providing a dispersion, in water, of a synthetic polymer and of a synthetic resin being absorbed on the surface of a blend of cement and sand particles for causing such a blend to remain fluid;
providing a cement mortar which includes said dispersion and having a sand-to-cement ratio of from 1 to 3 and water-to-cement ratio of from 0.25 to 0.35, solids in the dispersion being present from 3 to 30 parts by weight per 100 parts of cement;
applying the cement mortar with dispersion as provided to the interior of the pipe; and
providing high-speed rotation to the pipe to obtain centrifugal action on the mortar as applied and to compact therewith the said mortar to obtain a dense corrosion-proof and corrosion-proofing interior lining for and on the pipe.

2. A method as in claim 1, the polymer being an acrylic resin, the synthetic resin being melamine resin.

3. A method as in claim 1, including the step of using a relatively low speed at first for distributing the blend over the surface, followed by a high-speed rotation for obtaining the compacting.

4. A method as in claim 3, the low speed being approximately 140 to 240 RPM's, the high speed being in the range of from 400 to 750 RPM's.
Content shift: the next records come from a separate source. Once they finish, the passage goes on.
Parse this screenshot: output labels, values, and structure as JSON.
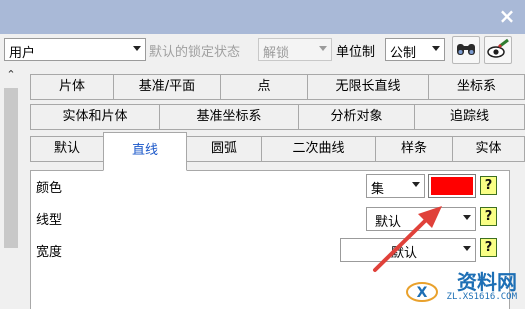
{
  "titlebar": {
    "close_icon": "close-icon"
  },
  "toolbar": {
    "user_select": "用户",
    "lock_label": "默认的锁定状态",
    "lock_select": "解锁",
    "unit_label": "单位制",
    "unit_select": "公制"
  },
  "tabs": {
    "row1": [
      "片体",
      "基准/平面",
      "点",
      "无限长直线",
      "坐标系"
    ],
    "row2": [
      "实体和片体",
      "基准坐标系",
      "分析对象",
      "追踪线"
    ],
    "row3": [
      "默认",
      "直线",
      "圆弧",
      "二次曲线",
      "样条",
      "实体"
    ],
    "active": "直线"
  },
  "content": {
    "color_label": "颜色",
    "color_select": "集",
    "color_value": "#ff0000",
    "linetype_label": "线型",
    "linetype_select": "默认",
    "width_label": "宽度",
    "width_select": "默认",
    "help_glyph": "?"
  },
  "watermark": {
    "title": "资料网",
    "url": "ZL.XS1616.COM"
  }
}
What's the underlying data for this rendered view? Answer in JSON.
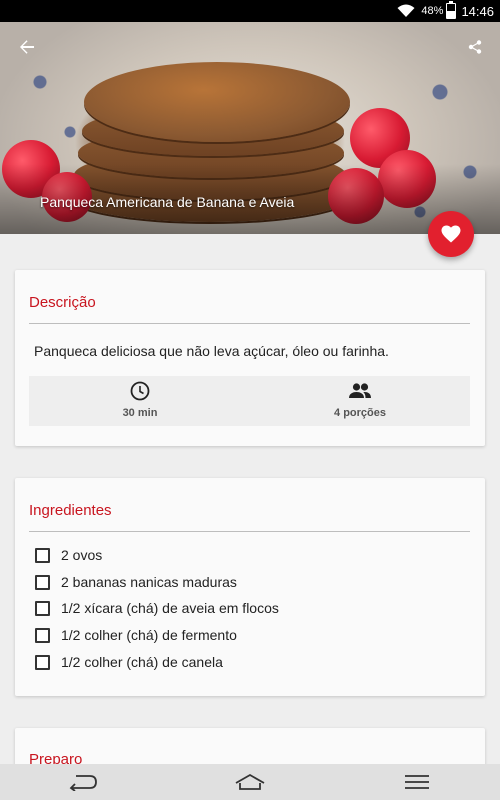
{
  "status_bar": {
    "battery_percent": "48%",
    "time": "14:46",
    "battery_level": 0.48
  },
  "hero": {
    "recipe_title": "Panqueca Americana de Banana e Aveia",
    "icons": {
      "back": "arrow-back-icon",
      "share": "share-icon"
    }
  },
  "favorite": {
    "icon": "heart-icon",
    "color": "#e2202e"
  },
  "description_card": {
    "title": "Descrição",
    "text": "Panqueca deliciosa que não leva açúcar, óleo ou farinha.",
    "time_label": "30 min",
    "servings_label": "4 porções",
    "icons": {
      "time": "clock-icon",
      "servings": "people-icon"
    }
  },
  "ingredients_card": {
    "title": "Ingredientes",
    "items": [
      {
        "label": "2 ovos",
        "checked": false
      },
      {
        "label": "2 bananas nanicas maduras",
        "checked": false
      },
      {
        "label": "1/2 xícara (chá) de aveia em flocos",
        "checked": false
      },
      {
        "label": "1/2 colher (chá) de fermento",
        "checked": false
      },
      {
        "label": "1/2 colher (chá) de canela",
        "checked": false
      }
    ]
  },
  "preparation_card": {
    "title": "Preparo"
  },
  "nav_bar": {
    "icons": [
      "back-nav-icon",
      "home-nav-icon",
      "menu-nav-icon"
    ]
  },
  "colors": {
    "accent": "#c8151f",
    "fab": "#e2202e",
    "background": "#eeeeee"
  }
}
5. A method as in claim 1, wherein the high-speed rotation is selected to subject the lining to an acceleration in excess of 20 g's.

6. A method as in claim 1 and including the step of adding a puzzuolamic filler to the blend.
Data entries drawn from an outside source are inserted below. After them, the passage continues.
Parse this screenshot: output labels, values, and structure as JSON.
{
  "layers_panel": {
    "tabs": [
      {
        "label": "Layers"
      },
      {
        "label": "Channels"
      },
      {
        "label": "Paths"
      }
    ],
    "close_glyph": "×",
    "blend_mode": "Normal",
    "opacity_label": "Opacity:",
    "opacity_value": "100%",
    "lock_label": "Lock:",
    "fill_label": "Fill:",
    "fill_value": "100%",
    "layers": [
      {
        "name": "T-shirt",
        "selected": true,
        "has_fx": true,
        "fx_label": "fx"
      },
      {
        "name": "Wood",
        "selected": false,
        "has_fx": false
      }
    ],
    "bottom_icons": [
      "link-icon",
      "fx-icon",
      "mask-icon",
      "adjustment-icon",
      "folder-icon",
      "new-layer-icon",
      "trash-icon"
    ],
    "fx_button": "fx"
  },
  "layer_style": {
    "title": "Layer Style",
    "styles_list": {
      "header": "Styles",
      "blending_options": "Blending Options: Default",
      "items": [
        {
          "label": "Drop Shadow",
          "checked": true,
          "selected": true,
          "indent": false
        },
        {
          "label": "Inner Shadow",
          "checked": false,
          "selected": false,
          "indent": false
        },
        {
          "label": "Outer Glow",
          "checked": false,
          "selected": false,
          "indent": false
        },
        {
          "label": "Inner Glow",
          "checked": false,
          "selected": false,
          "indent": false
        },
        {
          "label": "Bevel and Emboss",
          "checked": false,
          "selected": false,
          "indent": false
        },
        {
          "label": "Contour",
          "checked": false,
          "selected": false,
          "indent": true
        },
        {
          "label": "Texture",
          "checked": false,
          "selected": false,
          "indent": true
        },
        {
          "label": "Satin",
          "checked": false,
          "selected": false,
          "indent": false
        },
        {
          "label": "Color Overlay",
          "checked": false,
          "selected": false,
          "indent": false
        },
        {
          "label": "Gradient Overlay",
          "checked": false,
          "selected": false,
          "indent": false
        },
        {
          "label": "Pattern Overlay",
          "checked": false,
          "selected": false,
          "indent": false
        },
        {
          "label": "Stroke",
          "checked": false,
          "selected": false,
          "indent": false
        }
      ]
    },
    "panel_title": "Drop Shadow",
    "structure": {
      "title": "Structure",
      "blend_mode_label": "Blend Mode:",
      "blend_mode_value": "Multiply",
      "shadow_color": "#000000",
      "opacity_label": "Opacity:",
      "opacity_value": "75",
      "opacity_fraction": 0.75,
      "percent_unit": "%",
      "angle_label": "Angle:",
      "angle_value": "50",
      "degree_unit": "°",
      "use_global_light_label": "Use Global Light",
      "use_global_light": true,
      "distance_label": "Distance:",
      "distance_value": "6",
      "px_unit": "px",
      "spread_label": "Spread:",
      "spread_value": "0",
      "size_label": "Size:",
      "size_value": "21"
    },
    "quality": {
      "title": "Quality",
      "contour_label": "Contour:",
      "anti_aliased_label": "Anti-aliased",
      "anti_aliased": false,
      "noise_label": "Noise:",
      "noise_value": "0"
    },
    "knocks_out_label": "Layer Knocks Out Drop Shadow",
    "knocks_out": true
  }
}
7. A method as in claim 6, the filler being provided at a relative content of 5 to 30 parts by weight per 100 parts of cement.

8. A method as in claim 1 or 5 and including the step of imparting a radial vibration upon the pipe.

Referenced Cited
Foreign Patent Documents
2620669 November 1977 DEX
Other references
  • Heinrich et al., "Untersuchungen der Korrosionsschutzeigenschaften vonZementmortelauskleidunger fur Stahlrohre" Mannesmann Forschungsberichte (1978). "Werkseitig hergestellte Zementmortel auskleidungen fur Guss-und stahlrohre-Anforderungen und Prufungen, Einsatzbereiche" Wasserversorgung Korrosionsschutz (1978).
Patent History
Patent number: 4390568
Type: Grant
Filed: Mar 17, 1981
Date of Patent: Jun 28, 1983
Assignee: Mannesmannufer Aktiengesellschaft (Duesseldorf)
Inventors: Wilhelm Schwenk (Duisburg), Bruno Heinrich (Duisburg), Rolf Mangen (Mulheim)
Primary Examiner: James R. Hoffman
Attorney: Ralf H. Siegemund
Application Number: 6/244,708
Current U.S. Class: Metal Base (427/234); Rotating The Article (427/231); Centrifugal Force Utilized (427/240)
International Classification: B05D 722; B05D 312;